Material to process =>
- - -

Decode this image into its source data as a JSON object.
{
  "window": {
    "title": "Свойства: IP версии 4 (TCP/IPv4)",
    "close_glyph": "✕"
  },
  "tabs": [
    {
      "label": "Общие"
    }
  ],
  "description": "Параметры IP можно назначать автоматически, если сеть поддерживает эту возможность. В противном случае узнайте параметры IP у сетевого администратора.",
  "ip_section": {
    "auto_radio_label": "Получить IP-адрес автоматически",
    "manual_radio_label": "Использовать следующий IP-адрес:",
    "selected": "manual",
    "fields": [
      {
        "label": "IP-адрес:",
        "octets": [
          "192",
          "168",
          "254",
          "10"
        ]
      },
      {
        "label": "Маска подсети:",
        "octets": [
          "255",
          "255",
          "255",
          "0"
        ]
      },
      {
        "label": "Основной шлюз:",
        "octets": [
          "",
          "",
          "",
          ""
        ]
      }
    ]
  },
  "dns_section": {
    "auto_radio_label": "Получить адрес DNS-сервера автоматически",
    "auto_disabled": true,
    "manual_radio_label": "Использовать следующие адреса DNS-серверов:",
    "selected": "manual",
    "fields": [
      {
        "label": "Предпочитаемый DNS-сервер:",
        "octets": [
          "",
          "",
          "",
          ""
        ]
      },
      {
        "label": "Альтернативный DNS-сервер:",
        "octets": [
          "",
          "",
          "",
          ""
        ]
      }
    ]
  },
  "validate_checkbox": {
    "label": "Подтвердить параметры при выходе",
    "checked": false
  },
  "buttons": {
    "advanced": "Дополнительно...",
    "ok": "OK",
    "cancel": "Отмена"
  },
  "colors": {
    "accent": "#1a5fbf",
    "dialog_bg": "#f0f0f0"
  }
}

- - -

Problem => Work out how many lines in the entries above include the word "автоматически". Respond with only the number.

Output of the exercise => 3